BLOOMINGTON – The president of the Illinois Fertilizer and Chemical Association senses optimism on the ag retail side of things.
“I think their pre-pay seasons for the 2020 crop year were good,” said Jean Payne. “We had a pretty decent fall fertilizer season for both dry fertilizer and ammonia.”
Payne believes the industry is in a good position from a supply standpoint. We have not seen much of an impact yet on the China situation curtailing imports of generic chemicals that are used in blending here in the U.S.
“The nice thing about the ag industry is we are always ready for spring six months before spring with inventories of inputs for the farmer.”
Once growers get through the initial spring rush, the re-supply period is critical, which includes side dress and post emergence crop protection products.
“I think everybody is cautiously optimistic about the 2020 year,” said Payne.
Payne anticipates increased interest in the use of new Enlist technology which allows for 2,4-D to be sprayed over the top of traited soybeans. Other technologies out there include Xtend, Liberty and non-GMO. This means there could be nine million acres of soybeans that don’t all “play nice together.”
“Whether you are a farmer or commercial applicator, continued attention to identifying the fields that are around whatever technology you are spraying is going to be so important,” Payne added.
The U.S. E.P.A. is expected to decide in August or September if dicamba use will be allowed on soybeans going forward in 2021. The future of the ag chemical technology is uncertain if we still have issues with it this season. Since there is so much at stake, Payne recommends taking the extra time and doing all you can to protect and co-exist with your neighbors.

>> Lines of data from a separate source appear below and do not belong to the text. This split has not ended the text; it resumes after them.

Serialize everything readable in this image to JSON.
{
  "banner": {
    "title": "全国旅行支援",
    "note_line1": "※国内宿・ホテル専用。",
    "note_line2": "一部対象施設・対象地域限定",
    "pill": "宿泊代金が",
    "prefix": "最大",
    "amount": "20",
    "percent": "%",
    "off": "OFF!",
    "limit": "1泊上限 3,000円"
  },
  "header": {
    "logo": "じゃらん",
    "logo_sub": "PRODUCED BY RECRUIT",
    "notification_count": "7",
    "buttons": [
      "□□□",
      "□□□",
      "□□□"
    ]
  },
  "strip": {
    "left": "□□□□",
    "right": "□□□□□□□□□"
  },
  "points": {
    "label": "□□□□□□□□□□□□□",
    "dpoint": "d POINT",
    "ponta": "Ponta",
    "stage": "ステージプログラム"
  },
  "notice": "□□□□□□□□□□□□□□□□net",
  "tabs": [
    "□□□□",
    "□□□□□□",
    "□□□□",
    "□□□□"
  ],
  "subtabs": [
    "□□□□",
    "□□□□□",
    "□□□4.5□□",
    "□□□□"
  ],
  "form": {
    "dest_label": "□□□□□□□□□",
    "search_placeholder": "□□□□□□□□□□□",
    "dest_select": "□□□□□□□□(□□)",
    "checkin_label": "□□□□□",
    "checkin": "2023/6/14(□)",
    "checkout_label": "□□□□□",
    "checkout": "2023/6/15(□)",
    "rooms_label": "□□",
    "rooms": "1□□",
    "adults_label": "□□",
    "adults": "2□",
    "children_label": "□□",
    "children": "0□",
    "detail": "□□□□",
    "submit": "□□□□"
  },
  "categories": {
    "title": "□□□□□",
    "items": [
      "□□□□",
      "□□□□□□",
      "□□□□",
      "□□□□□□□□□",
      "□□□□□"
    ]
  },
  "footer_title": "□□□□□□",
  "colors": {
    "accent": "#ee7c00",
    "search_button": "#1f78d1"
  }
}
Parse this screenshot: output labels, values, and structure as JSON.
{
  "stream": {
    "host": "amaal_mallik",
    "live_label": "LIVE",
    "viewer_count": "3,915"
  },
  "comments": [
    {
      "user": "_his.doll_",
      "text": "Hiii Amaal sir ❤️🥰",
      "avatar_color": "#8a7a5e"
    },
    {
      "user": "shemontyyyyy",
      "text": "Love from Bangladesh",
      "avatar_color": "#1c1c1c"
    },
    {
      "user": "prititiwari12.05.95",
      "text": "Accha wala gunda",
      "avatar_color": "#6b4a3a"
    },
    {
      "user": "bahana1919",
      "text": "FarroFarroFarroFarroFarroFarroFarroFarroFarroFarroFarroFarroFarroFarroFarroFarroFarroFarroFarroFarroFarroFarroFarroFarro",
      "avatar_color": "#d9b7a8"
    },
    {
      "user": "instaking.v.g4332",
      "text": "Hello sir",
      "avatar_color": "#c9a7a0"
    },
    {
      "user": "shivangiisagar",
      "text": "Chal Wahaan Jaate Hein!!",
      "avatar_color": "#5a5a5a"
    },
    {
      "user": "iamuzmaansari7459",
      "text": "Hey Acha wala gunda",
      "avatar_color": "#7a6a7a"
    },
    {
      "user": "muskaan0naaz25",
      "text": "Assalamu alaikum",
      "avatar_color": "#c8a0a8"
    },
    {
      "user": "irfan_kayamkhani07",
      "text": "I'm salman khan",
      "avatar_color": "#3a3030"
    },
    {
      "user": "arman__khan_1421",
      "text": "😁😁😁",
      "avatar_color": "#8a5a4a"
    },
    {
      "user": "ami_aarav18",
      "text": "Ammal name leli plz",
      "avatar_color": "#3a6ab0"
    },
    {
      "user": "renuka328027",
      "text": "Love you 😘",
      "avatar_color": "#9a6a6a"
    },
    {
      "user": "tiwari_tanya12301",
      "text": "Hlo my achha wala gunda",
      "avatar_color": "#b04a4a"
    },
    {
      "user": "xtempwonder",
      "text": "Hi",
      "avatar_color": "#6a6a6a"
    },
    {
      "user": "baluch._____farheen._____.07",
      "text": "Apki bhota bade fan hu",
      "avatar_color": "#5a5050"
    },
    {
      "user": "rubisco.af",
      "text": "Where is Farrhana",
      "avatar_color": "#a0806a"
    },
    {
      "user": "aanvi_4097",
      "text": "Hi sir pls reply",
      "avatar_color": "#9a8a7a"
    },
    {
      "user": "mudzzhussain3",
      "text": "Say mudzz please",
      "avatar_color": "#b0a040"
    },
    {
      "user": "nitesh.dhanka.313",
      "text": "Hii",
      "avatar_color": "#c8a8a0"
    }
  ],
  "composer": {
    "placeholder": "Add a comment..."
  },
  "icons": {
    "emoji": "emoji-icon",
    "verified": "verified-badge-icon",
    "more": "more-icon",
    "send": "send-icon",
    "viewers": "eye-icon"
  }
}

“We really need to steward these weed technologies if we want to keep them in the tool box,” explained Payne.